- **What to work on**
Scan the entries below for the word "screenshot". Copy out every line in which it occurs.
-------
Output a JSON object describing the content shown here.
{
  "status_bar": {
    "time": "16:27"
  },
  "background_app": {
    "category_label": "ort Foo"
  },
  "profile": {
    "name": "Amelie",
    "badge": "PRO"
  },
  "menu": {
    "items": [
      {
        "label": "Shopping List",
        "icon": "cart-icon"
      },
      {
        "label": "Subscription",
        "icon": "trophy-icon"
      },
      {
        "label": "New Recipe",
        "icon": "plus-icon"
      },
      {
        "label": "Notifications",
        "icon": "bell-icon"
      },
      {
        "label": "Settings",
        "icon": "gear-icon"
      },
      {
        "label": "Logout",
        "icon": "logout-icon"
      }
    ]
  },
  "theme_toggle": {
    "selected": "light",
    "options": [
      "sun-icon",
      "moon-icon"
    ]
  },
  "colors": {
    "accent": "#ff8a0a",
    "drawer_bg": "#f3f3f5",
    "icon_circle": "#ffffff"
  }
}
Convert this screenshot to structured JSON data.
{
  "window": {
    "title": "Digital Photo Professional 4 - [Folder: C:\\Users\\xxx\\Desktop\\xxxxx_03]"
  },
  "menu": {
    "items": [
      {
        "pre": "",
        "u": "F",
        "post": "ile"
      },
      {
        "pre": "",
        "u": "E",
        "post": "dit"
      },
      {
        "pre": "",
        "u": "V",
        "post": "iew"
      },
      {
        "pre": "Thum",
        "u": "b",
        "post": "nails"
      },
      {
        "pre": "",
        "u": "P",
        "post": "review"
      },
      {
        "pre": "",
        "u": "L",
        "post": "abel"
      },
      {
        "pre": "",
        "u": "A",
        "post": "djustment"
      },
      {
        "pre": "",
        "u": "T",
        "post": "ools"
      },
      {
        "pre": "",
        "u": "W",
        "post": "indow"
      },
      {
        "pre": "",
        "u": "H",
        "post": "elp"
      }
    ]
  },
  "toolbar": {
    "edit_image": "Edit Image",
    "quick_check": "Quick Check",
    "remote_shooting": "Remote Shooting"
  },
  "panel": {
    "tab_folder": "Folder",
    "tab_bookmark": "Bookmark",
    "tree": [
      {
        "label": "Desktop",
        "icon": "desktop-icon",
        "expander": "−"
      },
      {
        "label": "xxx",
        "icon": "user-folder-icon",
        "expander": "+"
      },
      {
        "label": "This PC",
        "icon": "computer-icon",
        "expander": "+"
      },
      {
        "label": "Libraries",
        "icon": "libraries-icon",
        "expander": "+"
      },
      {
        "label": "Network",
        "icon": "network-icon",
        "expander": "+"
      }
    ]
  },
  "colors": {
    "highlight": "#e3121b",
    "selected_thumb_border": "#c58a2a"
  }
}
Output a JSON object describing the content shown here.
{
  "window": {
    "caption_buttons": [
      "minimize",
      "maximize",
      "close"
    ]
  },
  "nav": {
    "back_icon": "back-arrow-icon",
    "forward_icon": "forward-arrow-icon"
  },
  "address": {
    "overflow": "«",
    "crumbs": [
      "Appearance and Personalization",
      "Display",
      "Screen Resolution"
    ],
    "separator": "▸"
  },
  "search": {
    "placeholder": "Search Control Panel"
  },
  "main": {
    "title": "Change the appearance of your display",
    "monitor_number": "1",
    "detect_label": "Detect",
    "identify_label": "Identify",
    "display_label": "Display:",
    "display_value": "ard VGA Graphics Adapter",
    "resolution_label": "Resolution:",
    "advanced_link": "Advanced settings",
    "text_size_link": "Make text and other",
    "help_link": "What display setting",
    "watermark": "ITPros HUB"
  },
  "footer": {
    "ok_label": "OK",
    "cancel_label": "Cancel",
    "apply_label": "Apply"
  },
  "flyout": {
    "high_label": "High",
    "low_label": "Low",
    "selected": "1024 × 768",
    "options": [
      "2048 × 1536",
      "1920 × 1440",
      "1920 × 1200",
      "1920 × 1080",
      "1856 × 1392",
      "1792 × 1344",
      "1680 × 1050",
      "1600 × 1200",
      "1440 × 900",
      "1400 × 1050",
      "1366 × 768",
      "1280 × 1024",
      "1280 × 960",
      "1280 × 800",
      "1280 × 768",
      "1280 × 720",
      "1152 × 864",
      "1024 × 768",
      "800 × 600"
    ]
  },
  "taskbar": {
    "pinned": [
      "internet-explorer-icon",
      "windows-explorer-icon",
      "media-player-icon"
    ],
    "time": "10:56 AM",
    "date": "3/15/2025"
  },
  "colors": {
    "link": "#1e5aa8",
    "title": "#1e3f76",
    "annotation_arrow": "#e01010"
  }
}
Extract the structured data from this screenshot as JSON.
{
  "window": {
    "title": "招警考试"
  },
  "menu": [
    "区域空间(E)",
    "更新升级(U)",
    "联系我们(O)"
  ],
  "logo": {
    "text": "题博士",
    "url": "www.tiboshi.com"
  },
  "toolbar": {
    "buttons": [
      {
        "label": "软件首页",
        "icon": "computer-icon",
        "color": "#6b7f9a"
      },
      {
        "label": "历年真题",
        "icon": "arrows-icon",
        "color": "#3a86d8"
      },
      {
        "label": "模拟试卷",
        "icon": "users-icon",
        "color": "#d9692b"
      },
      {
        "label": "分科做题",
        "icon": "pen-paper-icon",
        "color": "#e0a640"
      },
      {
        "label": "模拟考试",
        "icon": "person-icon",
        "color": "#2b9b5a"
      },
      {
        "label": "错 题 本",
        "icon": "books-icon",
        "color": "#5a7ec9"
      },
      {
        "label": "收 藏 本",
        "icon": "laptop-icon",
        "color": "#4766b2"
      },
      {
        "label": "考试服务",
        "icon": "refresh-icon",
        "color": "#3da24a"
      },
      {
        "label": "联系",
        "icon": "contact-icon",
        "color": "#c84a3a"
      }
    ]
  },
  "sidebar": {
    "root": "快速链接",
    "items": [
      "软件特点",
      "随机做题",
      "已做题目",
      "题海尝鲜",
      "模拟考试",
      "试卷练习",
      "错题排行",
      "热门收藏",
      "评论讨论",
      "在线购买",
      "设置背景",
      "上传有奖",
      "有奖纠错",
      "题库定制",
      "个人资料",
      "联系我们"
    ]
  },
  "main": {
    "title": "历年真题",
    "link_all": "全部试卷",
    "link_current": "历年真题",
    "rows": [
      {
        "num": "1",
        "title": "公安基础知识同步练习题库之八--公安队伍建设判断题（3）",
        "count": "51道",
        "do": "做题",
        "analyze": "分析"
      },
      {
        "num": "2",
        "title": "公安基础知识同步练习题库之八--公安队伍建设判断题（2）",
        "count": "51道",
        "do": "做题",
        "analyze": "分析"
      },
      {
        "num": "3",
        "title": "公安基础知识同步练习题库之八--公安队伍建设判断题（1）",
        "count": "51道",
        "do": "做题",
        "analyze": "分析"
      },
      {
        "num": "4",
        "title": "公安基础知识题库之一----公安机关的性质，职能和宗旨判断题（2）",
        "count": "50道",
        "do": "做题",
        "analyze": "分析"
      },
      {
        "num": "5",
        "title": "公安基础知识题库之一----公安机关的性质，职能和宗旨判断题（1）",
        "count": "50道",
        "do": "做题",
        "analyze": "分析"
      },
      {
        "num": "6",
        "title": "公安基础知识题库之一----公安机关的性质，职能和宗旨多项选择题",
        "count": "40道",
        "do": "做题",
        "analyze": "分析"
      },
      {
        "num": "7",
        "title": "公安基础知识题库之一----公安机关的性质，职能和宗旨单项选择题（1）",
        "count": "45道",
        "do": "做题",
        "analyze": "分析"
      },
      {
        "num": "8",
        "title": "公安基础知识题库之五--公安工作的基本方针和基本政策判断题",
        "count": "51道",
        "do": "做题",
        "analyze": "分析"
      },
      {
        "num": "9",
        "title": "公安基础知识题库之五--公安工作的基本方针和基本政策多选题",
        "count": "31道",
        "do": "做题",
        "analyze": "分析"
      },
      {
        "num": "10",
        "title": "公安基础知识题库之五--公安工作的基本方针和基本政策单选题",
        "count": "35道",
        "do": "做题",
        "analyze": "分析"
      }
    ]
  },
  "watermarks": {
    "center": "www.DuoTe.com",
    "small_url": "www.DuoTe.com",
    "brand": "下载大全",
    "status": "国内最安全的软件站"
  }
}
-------
- **Response box**
Convert this screenshot to structured JSON data.
Extract the structured data from this screenshot as JSON.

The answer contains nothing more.